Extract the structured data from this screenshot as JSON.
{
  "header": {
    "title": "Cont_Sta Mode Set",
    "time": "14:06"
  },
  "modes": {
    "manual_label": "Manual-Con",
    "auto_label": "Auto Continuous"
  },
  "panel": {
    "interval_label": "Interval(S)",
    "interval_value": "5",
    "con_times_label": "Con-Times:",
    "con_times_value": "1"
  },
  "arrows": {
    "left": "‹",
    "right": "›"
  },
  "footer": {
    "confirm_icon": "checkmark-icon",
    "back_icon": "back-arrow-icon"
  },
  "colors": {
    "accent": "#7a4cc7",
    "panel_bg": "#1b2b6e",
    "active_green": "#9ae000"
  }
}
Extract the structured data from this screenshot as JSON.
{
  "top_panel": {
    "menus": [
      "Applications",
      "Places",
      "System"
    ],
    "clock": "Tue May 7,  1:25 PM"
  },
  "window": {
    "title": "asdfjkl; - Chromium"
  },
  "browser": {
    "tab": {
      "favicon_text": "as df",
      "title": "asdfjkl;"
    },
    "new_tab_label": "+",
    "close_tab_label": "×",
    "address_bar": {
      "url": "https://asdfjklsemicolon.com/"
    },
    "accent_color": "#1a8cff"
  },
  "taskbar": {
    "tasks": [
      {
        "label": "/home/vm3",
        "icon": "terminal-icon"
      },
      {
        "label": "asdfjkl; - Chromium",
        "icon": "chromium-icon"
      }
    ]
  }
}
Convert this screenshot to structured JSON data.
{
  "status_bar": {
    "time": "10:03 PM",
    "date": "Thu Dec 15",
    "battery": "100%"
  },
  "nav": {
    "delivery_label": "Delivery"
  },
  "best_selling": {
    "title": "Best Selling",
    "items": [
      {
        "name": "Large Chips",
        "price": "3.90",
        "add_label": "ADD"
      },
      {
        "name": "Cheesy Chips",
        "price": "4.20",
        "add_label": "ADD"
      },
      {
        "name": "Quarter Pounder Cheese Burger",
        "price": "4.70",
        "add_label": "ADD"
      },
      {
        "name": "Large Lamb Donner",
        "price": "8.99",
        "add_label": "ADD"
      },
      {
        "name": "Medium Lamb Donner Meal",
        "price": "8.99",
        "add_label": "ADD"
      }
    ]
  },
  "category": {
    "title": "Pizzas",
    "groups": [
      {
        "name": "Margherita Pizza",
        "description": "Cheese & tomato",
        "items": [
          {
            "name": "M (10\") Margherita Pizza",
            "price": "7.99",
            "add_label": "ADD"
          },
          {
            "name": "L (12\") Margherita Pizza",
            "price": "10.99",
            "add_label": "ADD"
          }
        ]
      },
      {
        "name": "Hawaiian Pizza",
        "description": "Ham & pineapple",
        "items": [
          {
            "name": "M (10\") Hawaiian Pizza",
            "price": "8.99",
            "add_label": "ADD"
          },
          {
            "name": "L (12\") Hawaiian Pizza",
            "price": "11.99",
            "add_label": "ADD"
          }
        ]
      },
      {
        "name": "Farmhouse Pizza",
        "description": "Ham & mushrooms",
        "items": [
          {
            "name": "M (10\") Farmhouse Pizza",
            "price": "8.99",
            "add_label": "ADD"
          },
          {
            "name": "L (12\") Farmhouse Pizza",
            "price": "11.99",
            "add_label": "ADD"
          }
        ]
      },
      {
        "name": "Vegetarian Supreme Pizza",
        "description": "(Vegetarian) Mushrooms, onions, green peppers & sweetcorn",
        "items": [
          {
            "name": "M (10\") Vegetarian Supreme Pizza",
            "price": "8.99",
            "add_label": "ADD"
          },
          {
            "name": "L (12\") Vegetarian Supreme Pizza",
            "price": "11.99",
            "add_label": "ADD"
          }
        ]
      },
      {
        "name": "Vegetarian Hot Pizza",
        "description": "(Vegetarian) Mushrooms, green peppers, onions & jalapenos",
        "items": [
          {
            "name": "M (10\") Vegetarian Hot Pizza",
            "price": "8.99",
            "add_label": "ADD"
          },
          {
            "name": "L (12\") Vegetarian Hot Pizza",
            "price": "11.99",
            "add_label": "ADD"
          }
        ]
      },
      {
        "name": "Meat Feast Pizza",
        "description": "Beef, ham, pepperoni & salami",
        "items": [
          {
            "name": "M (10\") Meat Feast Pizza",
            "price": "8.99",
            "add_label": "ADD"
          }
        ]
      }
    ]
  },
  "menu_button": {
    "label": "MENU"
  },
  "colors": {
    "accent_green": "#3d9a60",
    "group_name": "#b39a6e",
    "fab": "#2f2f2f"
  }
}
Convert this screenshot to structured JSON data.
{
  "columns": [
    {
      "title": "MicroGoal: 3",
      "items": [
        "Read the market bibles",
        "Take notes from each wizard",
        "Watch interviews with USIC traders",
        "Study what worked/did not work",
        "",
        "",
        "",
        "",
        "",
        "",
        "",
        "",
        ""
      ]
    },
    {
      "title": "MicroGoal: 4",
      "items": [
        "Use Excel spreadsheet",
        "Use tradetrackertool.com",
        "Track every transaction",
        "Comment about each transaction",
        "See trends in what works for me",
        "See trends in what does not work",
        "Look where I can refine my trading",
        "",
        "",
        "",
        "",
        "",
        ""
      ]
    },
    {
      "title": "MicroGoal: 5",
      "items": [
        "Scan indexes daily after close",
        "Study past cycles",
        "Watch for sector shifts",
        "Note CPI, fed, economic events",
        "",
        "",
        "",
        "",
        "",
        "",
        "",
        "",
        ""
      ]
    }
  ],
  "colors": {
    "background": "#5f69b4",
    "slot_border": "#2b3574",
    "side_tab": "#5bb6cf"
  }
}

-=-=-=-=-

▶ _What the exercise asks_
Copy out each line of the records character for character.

▶ _Your solution_
Extract the structured data from this screenshot as JSON.
{
  "header": {
    "title": "Cont_Sta Mode Set",
    "time": "14:06"
  },
  "modes": {
    "manual_label": "Manual-Con",
    "auto_label": "Auto Continuous"
  },
  "panel": {
    "interval_label": "Interval(S)",
    "interval_value": "5",
    "con_times_label": "Con-Times:",
    "con_times_value": "1"
  },
  "arrows": {
    "left": "‹",
    "right": "›"
  },
  "footer": {
    "confirm_icon": "checkmark-icon",
    "back_icon": "back-arrow-icon"
  },
  "colors": {
    "accent": "#7a4cc7",
    "panel_bg": "#1b2b6e",
    "active_green": "#9ae000"
  }
}
Extract the structured data from this screenshot as JSON.
{
  "top_panel": {
    "menus": [
      "Applications",
      "Places",
      "System"
    ],
    "clock": "Tue May 7,  1:25 PM"
  },
  "window": {
    "title": "asdfjkl; - Chromium"
  },
  "browser": {
    "tab": {
      "favicon_text": "as df",
      "title": "asdfjkl;"
    },
    "new_tab_label": "+",
    "close_tab_label": "×",
    "address_bar": {
      "url": "https://asdfjklsemicolon.com/"
    },
    "accent_color": "#1a8cff"
  },
  "taskbar": {
    "tasks": [
      {
        "label": "/home/vm3",
        "icon": "terminal-icon"
      },
      {
        "label": "asdfjkl; - Chromium",
        "icon": "chromium-icon"
      }
    ]
  }
}
Convert this screenshot to structured JSON data.
{
  "status_bar": {
    "time": "10:03 PM",
    "date": "Thu Dec 15",
    "battery": "100%"
  },
  "nav": {
    "delivery_label": "Delivery"
  },
  "best_selling": {
    "title": "Best Selling",
    "items": [
      {
        "name": "Large Chips",
        "price": "3.90",
        "add_label": "ADD"
      },
      {
        "name": "Cheesy Chips",
        "price": "4.20",
        "add_label": "ADD"
      },
      {
        "name": "Quarter Pounder Cheese Burger",
        "price": "4.70",
        "add_label": "ADD"
      },
      {
        "name": "Large Lamb Donner",
        "price": "8.99",
        "add_label": "ADD"
      },
      {
        "name": "Medium Lamb Donner Meal",
        "price": "8.99",
        "add_label": "ADD"
      }
    ]
  },
  "category": {
    "title": "Pizzas",
    "groups": [
      {
        "name": "Margherita Pizza",
        "description": "Cheese & tomato",
        "items": [
          {
            "name": "M (10\") Margherita Pizza",
            "price": "7.99",
            "add_label": "ADD"
          },
          {
            "name": "L (12\") Margherita Pizza",
            "price": "10.99",
            "add_label": "ADD"
          }
        ]
      },
      {
        "name": "Hawaiian Pizza",
        "description": "Ham & pineapple",
        "items": [
          {
            "name": "M (10\") Hawaiian Pizza",
            "price": "8.99",
            "add_label": "ADD"
          },
          {
            "name": "L (12\") Hawaiian Pizza",
            "price": "11.99",
            "add_label": "ADD"
          }
        ]
      },
      {
        "name": "Farmhouse Pizza",
        "description": "Ham & mushrooms",
        "items": [
          {
            "name": "M (10\") Farmhouse Pizza",
            "price": "8.99",
            "add_label": "ADD"
          },
          {
            "name": "L (12\") Farmhouse Pizza",
            "price": "11.99",
            "add_label": "ADD"
          }
        ]
      },
      {
        "name": "Vegetarian Supreme Pizza",
        "description": "(Vegetarian) Mushrooms, onions, green peppers & sweetcorn",
        "items": [
          {
            "name": "M (10\") Vegetarian Supreme Pizza",
            "price": "8.99",
            "add_label": "ADD"
          },
          {
            "name": "L (12\") Vegetarian Supreme Pizza",
            "price": "11.99",
            "add_label": "ADD"
          }
        ]
      },
      {
        "name": "Vegetarian Hot Pizza",
        "description": "(Vegetarian) Mushrooms, green peppers, onions & jalapenos",
        "items": [
          {
            "name": "M (10\") Vegetarian Hot Pizza",
            "price": "8.99",
            "add_label": "ADD"
          },
          {
            "name": "L (12\") Vegetarian Hot Pizza",
            "price": "11.99",
            "add_label": "ADD"
          }
        ]
      },
      {
        "name": "Meat Feast Pizza",
        "description": "Beef, ham, pepperoni & salami",
        "items": [
          {
            "name": "M (10\") Meat Feast Pizza",
            "price": "8.99",
            "add_label": "ADD"
          }
        ]
      }
    ]
  },
  "menu_button": {
    "label": "MENU"
  },
  "colors": {
    "accent_green": "#3d9a60",
    "group_name": "#b39a6e",
    "fab": "#2f2f2f"
  }
}
Convert this screenshot to structured JSON data.
{
  "columns": [
    {
      "title": "MicroGoal: 3",
      "items": [
        "Read the market bibles",
        "Take notes from each wizard",
        "Watch interviews with USIC traders",
        "Study what worked/did not work",
        "",
        "",
        "",
        "",
        "",
        "",
        "",
        "",
        ""
      ]
    },
    {
      "title": "MicroGoal: 4",
      "items": [
        "Use Excel spreadsheet",
        "Use tradetrackertool.com",
        "Track every transaction",
        "Comment about each transaction",
        "See trends in what works for me",
        "See trends in what does not work",
        "Look where I can refine my trading",
        "",
        "",
        "",
        "",
        "",
        ""
      ]
    },
    {
      "title": "MicroGoal: 5",
      "items": [
        "Scan indexes daily after close",
        "Study past cycles",
        "Watch for sector shifts",
        "Note CPI, fed, economic events",
        "",
        "",
        "",
        "",
        "",
        "",
        "",
        "",
        ""
      ]
    }
  ],
  "colors": {
    "background": "#5f69b4",
    "slot_border": "#2b3574",
    "side_tab": "#5bb6cf"
  }
}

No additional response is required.